Phase I 2016-2019

 “Sri Lanka – Norway Bilateral project” to improve the management of the fish resources of Sri Lanka

 Improving the fisheries research and management institutions in Sri Lanka by;

 1.       Improved fisheries data collection system for coastal fisheries to provide reliable statistical landing data covering the entire country for sustainable management of the coastal fisheries.

 2.       Providing technical assistance and competence building in fisheries research through fisheries independent surveying

 3.       Improve fisheries management, in accordance with UNFSA's Precautionary Approach

 Phase II 2020-2022

 Improved management of the marine fish resources in Sri Lanka

 Outcome 1: Improved collection, storage and use of fisheries dependent data


 1.       Digital system for fisheries landing data implemented

 2.       Sampling programme for fisheries landing data improved

 3.       Training in statistics and data analysis conducted

 4.       Establish effective cooperation with defined responsibilities between NARA, DFAR, MFAR on landing data collection and sharing

 Outcome 2: NARA scientists have increased capability to plan, conduct and report findings from fisheries independent surveys according to scientifically recognized norms

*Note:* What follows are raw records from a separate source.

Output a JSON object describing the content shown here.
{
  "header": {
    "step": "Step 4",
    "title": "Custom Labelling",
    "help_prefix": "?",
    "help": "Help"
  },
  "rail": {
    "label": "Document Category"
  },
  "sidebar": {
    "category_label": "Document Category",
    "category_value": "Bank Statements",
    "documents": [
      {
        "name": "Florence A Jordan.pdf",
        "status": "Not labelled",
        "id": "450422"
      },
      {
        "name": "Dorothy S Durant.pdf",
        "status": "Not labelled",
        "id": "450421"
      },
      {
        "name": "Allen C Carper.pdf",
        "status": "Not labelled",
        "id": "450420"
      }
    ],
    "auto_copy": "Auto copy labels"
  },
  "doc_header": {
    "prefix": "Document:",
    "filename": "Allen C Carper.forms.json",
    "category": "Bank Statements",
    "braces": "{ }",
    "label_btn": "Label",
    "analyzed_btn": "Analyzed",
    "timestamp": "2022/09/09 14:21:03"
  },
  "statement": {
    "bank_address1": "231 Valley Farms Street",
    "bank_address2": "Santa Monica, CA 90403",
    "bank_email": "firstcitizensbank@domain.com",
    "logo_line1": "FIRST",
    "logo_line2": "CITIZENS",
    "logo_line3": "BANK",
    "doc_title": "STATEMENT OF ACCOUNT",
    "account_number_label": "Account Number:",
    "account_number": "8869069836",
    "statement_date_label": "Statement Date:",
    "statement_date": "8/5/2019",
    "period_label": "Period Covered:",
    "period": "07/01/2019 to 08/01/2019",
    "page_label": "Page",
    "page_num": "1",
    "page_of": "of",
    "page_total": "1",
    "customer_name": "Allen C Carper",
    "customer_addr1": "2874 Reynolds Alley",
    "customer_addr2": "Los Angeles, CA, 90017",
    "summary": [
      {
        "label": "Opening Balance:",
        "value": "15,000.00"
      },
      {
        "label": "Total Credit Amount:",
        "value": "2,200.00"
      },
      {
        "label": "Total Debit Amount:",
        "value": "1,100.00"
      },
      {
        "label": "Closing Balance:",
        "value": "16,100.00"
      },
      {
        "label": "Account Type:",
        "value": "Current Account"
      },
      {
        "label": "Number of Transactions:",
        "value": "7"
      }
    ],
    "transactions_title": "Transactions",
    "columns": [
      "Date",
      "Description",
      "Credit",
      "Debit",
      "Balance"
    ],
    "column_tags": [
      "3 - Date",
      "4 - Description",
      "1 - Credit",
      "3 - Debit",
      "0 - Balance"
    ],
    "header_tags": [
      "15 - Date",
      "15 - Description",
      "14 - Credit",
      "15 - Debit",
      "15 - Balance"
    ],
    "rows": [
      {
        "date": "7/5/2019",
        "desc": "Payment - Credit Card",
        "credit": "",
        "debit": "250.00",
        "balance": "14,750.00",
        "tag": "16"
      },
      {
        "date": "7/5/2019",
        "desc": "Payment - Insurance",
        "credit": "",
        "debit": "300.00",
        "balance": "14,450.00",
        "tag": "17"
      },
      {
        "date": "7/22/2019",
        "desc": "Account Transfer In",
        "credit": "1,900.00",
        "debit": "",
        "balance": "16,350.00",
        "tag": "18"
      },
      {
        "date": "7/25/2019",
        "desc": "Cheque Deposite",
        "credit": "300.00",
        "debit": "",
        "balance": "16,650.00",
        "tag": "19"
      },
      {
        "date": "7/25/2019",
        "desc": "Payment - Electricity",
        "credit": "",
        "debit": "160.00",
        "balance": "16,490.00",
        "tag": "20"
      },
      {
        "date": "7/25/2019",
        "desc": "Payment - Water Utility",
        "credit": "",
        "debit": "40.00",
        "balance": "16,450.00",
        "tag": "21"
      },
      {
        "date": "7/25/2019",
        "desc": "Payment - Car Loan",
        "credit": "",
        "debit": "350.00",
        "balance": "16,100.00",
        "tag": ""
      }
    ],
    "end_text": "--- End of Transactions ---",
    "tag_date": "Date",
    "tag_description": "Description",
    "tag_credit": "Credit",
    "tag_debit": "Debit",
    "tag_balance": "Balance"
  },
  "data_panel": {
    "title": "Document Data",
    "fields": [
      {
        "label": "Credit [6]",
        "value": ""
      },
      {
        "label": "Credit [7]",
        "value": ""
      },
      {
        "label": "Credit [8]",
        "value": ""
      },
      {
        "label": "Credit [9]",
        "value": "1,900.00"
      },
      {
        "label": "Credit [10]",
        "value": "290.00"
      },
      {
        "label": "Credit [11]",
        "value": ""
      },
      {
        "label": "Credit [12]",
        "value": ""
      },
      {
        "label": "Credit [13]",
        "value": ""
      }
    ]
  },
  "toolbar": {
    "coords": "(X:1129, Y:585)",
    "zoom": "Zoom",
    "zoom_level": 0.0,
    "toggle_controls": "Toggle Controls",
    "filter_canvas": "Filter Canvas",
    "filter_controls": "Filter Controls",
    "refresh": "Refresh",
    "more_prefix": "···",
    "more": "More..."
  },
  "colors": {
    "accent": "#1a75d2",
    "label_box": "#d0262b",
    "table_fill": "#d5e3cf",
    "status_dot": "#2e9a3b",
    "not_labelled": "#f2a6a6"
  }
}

 1.       RV “Samuddrika” is technically and operationally suited to conduct fisheries independent surveys

 2.       Practical and theoretical training in fisheries independent surveying conducted

 3.       Systems implemented by NARA to manage and safeguard data from the time-series surveys in a central repository.

 4.       NARA has established procedures and structures for planning surveys with RV “Samuddrika”

 Outcome 3: Management decisions are in accordance with the precautionary approach and are based on improved scientific research and fisheries statistics.



 1.       Fisheries management plans are implemented

 2.       Specific fisheries regulations relevant for management plan developed

 3.       Support DFAR/MFARD to conduct impact assessment of management measures


Hon. Minister of Fisheries and Seafood of Norway Mr. Odd Emil Ingebrigtsen has explained that the Ministry is responsible for the trade, industry and seafood policy. He further highlighted that the Norwegian ocean area is six to seven times that of mainland Norway. Norwegian seafood industry is delivering seafood to consumers in more than 130 countries. In recent decades, Norway’s fishing industry has developed from a ‘free fishing’ activity to a fully-fledged industry complete with quotas and concessions.

 Fisheries and Aquaculture are the most important occupation along stretches of Norwegian coast, about 26,000 people are employed and total population is 5.3 million. We are self-sufficient in fisheries sector with modern technology with expertise knowledge. We have fisheries universities and fisheries schools too.

 Ambassador Cooray thanked the Hon. Minister of Fisheries and explained that Dr. H.M.P. Kithsiri as the Deputy Director General (Research and Development) at NARA and as the Sri Lanka National Project Coordinator of the Norway-Sri Lanka project on Technical Assistance to improve the management of the fisheries resources in Sri Lanka in the first phase (2016-2019) coordinated all three work packages among IMR Norway, NARA and the Department of Fisheries. In addition, regular meetings were conducted with the three institutes to discuss the progress of the project activities. During the first phase it has been finalized the sampling strategy and sampling format for the collection of reliable data for the preparation of fisheries management plans. Dr. Kithsiri also coordinator of the second phase on improved management of the marine resources in Sri Lanka Phase II (2020-2022) and the project will be helpful to establish sustainable marine fisheries resources management in the country.